Dr. Skidmore works at Glenwood Regional Medical Center in West Monroe. She has not always worked here, though. She recently moved from the University of California in San Francisco hospital, where she is still the Associate Clinical Professor at the medical school. While communication did differ in these two places, she tells me that the essentials are mostly the same. Two types of communication we discussed were patient “pre-op” forms and texting.
A pre-operation packet is a series of standardized documents for every patient, including medical history checklists, insurance papers, legal documents, and preprinted order sets. These leave little room for additional notes but manage to keep all those in contact with a patient on the same page. Dr. Skidmore admits that this helps prevent errors. Still, she prefers a more flexible design so that any issues not covered by the documents can be written in.
When asked whether written or verbal communication was more important, Dr. Skidmore says “it has to be a mixture,” but admits that verbal is probably more useful in anesthesia. In addition to conversing with coworkers, she also sits with patients and listens to their problems in their own words. These are then hand written into notes on her standard patient chart. She then uses all of this to build a “checklist”. This is a simple, bullet-point list of each problem she needs to tackle. It helps keep her organized and focused: “In anesthesia we’re all about making it safer for the patient.”
While she enjoys the freedom of handwritten notes, Dr. Skidmore says that she would prefer the information be digitized for better organization. However, she says there are downsides to using electronic medical records (EMR): “getting locked out [of the system], difficult learning it, it’s different in every hospital” and that it takes lots of time away from patient-doctor interaction. Dr. Skidmore values the personal time she gets to really hear each person’s problems, and her patients appreciate it as well.

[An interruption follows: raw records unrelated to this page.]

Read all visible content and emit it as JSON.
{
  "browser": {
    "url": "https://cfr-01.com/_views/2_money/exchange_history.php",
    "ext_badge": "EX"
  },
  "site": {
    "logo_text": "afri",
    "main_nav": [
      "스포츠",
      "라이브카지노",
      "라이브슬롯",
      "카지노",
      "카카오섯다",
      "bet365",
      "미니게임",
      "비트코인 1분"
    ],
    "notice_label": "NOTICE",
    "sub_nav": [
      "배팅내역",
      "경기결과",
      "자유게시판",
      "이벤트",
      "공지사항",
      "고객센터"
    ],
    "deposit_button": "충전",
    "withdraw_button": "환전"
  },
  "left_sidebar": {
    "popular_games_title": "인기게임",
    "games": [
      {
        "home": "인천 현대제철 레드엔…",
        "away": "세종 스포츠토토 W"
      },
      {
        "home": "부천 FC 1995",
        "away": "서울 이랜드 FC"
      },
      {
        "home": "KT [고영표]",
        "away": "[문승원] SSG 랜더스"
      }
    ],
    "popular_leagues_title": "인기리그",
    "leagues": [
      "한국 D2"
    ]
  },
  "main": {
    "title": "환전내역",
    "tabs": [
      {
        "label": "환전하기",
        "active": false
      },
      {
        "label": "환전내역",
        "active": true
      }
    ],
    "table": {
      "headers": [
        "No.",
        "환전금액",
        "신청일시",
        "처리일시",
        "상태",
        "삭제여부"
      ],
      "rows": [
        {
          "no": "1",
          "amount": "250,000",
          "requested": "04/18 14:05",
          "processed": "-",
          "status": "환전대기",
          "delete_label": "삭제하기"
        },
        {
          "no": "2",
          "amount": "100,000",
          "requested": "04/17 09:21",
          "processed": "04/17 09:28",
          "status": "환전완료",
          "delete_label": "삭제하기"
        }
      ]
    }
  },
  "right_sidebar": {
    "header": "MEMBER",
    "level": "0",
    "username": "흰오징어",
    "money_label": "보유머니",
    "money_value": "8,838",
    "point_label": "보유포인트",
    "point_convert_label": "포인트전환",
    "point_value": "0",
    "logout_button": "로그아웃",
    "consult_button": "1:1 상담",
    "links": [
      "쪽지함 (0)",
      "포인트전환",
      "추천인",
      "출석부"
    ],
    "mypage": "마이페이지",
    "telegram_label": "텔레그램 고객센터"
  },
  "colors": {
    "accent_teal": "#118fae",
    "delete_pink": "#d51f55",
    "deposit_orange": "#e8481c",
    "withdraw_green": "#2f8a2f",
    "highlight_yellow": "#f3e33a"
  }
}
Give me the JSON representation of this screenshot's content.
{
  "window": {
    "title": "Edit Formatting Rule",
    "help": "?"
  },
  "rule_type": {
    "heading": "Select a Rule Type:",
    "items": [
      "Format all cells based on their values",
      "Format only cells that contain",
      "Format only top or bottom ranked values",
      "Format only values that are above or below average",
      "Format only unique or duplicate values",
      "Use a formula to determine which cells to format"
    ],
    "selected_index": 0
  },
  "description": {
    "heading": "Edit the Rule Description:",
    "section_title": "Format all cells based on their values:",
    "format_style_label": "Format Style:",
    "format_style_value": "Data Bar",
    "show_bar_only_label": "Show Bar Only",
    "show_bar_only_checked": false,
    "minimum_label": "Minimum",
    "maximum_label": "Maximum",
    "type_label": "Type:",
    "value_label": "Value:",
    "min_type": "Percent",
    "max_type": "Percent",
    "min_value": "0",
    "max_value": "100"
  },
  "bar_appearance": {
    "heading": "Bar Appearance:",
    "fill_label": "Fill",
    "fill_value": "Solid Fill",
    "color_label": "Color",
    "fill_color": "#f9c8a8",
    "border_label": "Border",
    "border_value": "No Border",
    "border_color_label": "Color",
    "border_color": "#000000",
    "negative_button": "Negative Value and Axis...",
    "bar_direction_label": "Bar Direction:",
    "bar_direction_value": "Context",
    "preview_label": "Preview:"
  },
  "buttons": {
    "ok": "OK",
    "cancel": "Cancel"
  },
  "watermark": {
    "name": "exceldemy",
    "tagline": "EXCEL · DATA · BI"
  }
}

Another important form of communication in her job is texting. Dr. Skidmore says that she and her coworkers “do a ton of text messaging, in group format.” She uses this for a number of reasons, from updating others on patient statuses to receiving details about which cases she will work in a week. She says that this easy, efficient form of communicating has really helped her in her job.
Before texting, doctors were only called over hospital speakers or found in person. Pagers, cell phones, and now texting have each had important roles in improving medical communication, but each also has its own flaws. Dr. Skidmore believes the next step is something she experienced at her job in California. While also carrying cellphones at all times, doctors would use texting pagers. Each nurse or doctor could then receive or send full messages more reliably, while also leaving a “track record for when you called a consultant,” Dr. Skidmore says.
While communication in medicine has changed throughout the years, Dr. Skidmore maintains that face to face interaction is best for patients, while quick electronic contact is best between doctors. This differs greatly from other jobs, where long charts and texting may be discouraged. In this environment, though, each form of communication is meant to reduce errors, move information efficiently, and ultimately save lives.
Randi Domingue, guest blogger